The wait is over! The On Think Tanks Data Visualisation Competition is back in a newer -- and better -- incarnation for the 2014-15 season. The competition is now open to think tanks all over the world. The new and improved competition site has more information, more resources and will provide greater opportunities to learn about data visualisation.
Posts tagged ‘communication’
In this third post in the series on audience segmentation and development Vanesa Weyrauch offers some practical advice on which communication tools may work best for some of the main think tank audiences.
The challenge of communicating with different actors: is segmentation a good investment for think tanks?
Vanesa Weyrauch writes about segmenting audiences: if think tanks audiences are different should think tanks not have different communication approaches for each one of them? She reports on a study conducted with ASIES, in Guatemala, and provides some conceptual and practical advice.
Some think tanks, like artists, prefer to be recognised only by their peers. They do not care much for recognition beyond their own industries and even look down on colleagues that do. This slightly light-hearted typology of think tanks may help them think about their place in their societies.
The last three WonkComms events have considered the ‘why’, ‘what’, ‘how’ and ‘where’ of think tank communications. This event turns attention to ‘who’ – the human resources think tanks can call on for their communications, what skills are needed to progress in the sector and how to develop them.
The other week I had the good fortune of participating in an excellent meeting in Prague hosted by the Open Society Foundations: Policy Research, Technology and Advocacy Event @ the Hub. The event was designed to bring experts together from across Central and Eastern European think tanks to share ideas and learn from each other on innovative approaches to evidence-based advocacy and communications.
The previous post suggested that this can be achieved by working through three steps: a) what should get done, b) who is best placed to do it, and c) empowering those who are best placed to do it to do it.
To answer the first question, the post examined what an informed content strategy looked like. And before we dive into step b, let’s consider first why we even need a content strategy.
Various parts of a think tank or research organisation must specialise in specific functions and skills – a Durkheimian ‘organic society’ writ small. For such a society, Durkheim observed that they were more likely to have laws and regulations that facilitated cooperation rather than those that punished individuals. Kicking communications activities up a gear within an organisation requires a similar approach: rules (however formal or informal) that facilitate cooperation around its constituent parts.

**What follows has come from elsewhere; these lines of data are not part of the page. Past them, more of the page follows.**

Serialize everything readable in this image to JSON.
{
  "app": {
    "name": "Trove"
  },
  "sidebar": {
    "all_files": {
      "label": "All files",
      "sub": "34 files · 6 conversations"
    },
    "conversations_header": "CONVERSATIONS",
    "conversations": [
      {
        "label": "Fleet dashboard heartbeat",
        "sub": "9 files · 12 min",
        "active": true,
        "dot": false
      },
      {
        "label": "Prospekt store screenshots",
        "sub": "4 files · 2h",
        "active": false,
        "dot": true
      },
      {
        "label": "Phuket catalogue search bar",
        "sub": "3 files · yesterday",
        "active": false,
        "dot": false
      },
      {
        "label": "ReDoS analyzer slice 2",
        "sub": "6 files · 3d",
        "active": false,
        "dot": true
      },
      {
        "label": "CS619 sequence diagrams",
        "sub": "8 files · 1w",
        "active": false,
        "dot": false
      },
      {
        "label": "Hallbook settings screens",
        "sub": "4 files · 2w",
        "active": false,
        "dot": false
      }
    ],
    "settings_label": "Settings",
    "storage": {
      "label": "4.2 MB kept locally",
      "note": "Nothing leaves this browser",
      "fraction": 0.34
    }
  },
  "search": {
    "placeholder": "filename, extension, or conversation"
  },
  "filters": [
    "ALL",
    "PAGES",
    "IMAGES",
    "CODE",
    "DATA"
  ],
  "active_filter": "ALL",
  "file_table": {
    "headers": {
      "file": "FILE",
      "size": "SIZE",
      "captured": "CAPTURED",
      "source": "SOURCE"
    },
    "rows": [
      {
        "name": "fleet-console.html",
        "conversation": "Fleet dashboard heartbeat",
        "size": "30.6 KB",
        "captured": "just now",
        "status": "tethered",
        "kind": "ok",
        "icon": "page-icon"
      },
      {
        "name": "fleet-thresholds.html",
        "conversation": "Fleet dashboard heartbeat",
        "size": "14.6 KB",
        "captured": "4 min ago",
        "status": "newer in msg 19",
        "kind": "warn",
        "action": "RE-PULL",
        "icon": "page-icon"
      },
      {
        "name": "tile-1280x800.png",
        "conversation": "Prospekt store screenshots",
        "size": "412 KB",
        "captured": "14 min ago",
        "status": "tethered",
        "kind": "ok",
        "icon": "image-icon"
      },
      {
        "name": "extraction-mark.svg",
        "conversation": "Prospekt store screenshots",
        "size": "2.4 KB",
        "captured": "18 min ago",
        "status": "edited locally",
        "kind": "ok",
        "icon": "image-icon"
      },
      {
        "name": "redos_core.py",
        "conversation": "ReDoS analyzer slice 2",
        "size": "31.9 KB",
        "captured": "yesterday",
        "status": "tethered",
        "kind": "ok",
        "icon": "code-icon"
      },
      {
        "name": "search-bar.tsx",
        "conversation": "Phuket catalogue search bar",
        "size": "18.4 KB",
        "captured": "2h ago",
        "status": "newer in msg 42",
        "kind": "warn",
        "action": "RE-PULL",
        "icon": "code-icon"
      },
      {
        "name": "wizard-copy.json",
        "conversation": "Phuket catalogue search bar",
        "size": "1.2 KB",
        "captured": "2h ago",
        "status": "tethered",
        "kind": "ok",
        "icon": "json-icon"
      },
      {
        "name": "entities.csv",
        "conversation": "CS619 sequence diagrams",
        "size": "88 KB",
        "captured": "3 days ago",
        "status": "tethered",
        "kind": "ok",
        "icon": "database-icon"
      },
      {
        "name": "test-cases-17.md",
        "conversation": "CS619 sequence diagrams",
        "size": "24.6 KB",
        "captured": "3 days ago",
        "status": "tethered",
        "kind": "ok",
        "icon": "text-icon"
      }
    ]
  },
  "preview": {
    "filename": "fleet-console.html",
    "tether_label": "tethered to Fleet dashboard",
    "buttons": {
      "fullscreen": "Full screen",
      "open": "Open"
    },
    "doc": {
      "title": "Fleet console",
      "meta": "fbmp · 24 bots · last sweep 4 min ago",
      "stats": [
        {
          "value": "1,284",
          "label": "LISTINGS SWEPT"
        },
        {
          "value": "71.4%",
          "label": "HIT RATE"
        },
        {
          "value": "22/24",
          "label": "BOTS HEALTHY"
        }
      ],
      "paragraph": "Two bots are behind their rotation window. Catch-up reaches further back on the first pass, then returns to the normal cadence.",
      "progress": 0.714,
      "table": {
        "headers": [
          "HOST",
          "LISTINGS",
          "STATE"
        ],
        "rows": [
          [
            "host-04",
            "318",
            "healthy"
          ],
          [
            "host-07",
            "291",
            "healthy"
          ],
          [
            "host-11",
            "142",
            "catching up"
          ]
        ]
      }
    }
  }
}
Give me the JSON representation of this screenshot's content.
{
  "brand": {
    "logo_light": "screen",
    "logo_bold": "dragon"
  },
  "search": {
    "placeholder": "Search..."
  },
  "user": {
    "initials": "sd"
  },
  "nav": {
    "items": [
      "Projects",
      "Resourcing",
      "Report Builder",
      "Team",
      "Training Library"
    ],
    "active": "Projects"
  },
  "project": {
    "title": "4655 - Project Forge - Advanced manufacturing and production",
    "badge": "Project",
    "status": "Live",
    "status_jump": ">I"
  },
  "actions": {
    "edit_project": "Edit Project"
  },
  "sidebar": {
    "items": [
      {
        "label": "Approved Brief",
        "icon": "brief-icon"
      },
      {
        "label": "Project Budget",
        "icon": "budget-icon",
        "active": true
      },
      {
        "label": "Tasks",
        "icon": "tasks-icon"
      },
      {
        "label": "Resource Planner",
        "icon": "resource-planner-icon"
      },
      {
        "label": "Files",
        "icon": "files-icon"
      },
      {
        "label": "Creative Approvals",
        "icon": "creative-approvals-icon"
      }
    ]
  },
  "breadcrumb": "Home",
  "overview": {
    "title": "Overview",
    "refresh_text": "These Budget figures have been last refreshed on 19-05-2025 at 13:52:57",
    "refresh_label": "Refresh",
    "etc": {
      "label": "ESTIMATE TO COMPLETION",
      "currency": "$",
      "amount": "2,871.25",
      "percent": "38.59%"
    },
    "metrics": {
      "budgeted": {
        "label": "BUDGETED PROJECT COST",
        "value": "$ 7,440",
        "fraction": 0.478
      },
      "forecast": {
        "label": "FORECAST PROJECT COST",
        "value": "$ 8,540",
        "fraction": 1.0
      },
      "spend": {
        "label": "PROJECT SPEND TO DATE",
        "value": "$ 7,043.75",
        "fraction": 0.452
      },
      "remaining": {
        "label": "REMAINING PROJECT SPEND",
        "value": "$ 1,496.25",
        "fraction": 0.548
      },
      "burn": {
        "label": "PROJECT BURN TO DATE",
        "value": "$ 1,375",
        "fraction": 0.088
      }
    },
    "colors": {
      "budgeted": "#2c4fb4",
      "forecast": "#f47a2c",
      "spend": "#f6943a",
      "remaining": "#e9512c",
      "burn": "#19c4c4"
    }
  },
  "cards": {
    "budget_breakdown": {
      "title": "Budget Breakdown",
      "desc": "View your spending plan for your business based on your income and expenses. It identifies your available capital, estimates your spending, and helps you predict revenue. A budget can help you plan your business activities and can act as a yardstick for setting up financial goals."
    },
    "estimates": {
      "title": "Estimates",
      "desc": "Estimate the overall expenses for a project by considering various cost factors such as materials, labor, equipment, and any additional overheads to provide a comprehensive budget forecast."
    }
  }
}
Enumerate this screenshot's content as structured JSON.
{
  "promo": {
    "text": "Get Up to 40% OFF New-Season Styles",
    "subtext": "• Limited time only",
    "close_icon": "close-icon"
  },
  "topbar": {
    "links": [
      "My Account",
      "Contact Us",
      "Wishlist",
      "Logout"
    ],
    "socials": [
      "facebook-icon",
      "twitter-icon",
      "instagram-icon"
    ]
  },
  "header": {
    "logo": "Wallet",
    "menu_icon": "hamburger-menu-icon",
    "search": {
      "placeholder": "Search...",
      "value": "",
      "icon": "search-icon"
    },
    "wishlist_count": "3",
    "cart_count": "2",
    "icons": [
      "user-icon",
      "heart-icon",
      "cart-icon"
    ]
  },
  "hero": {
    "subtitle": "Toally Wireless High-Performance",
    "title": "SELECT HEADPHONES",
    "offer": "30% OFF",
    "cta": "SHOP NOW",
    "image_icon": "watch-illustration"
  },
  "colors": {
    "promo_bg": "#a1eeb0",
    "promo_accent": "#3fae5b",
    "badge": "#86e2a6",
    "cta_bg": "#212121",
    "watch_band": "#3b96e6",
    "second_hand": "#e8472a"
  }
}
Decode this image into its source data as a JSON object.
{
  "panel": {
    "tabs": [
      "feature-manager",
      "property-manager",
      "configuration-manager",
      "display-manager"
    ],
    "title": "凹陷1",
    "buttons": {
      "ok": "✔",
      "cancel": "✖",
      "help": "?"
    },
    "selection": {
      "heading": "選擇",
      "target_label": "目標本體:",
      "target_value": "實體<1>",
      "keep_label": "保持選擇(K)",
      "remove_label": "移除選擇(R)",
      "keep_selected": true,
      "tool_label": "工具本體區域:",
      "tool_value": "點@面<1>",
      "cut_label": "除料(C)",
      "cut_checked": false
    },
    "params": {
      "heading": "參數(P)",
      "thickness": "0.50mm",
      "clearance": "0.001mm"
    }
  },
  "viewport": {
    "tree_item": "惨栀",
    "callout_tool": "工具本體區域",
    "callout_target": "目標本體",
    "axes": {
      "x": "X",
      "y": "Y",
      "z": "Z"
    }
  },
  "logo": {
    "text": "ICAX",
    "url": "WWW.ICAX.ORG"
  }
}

Within the communications remit, that’s about figuring out what goes where. In other words, it’s about determining: a) what should get done, b) who is best placed to do it, and c) empowering those who are best placed to do it to, well, actually do it!